Silicon-based semiconductors are approaching their performance limits, so researchers are investigating materials such as gallium nitride (GaN) as potential replacements. A team of engineers from Cornell, Notre Dame and the semiconductor company IQE has created GaN power diodes capable of serving as the building blocks for future GaN power switches.
Alas, GaN is prone to defects and reliability issues, and current GaN-based devices often operate at a fraction of what GaN is truly capable of. In “Near unity ideality factor and Shockley-Read-Hall lifetime in GaN-on-GaN p-n diodes with avalanche breakdown,” published in the journal Applied Physics Letters, the team describes how they worked with devices based on GaN with low defect concentrations to probe GaN’s performance limits.

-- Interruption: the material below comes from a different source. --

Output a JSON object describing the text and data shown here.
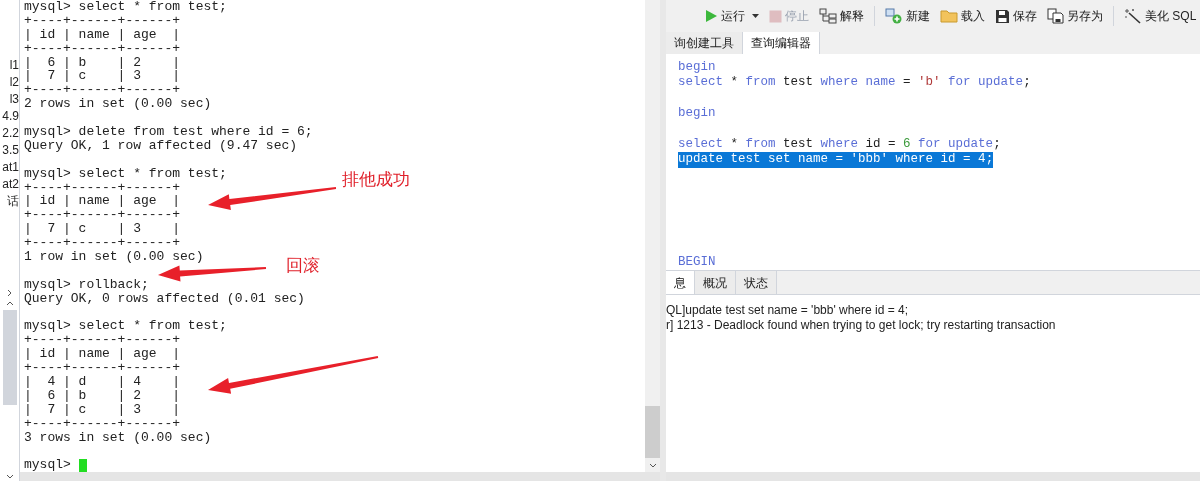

“Our engineering goal is to develop inexpensive, reliable, high-efficiency switches to condition electricity – from where it’s generated to where it’s consumed within electric power systems – to replace generations-old, bulky, and inefficient technologies,” said co-author Zongyang Hu. “GaN-based power devices are enabling technologies to achieve this goal.”
The researchers developed a “diode ideality factor” to quantify the deviation of the device’s current-voltage characteristics from the ideal. “One parameter we used to effectively describe the defect level in a material is the Shockley-Read-Hall (SRH) recombination lifetime,” Hu said. “The lower the defect level, the longer the SRH lifetime.”
The team found unexpectedly low differential-on-resistance of the GaN diode. “It’s as if the body of the entire p-n diode is transparent to the current flow without resistance,” he said. “We believe this is due to high-level injection of minority carriers and their long lifetime, and are exploring it further.”
This work is the first report of GaN p-n diodes with near-ideal performance in all aspects simultaneously: a unity ideality factor, avalanche breakdown voltage, and about a two-fold improvement in device figure-of-merits over previous records.
“Our results are an important step toward understanding the intrinsic properties and the true potential of GaN,” Hu noted. “And these achievements are only possible in high-quality GaN device structures (an effort led by IQE engineers) prepared on high-quality GaN bulk substrates and with precisely tuned fabrication technologies (an effort led by Dr. Kazuki Nomoto, a research associate at Cornell University).”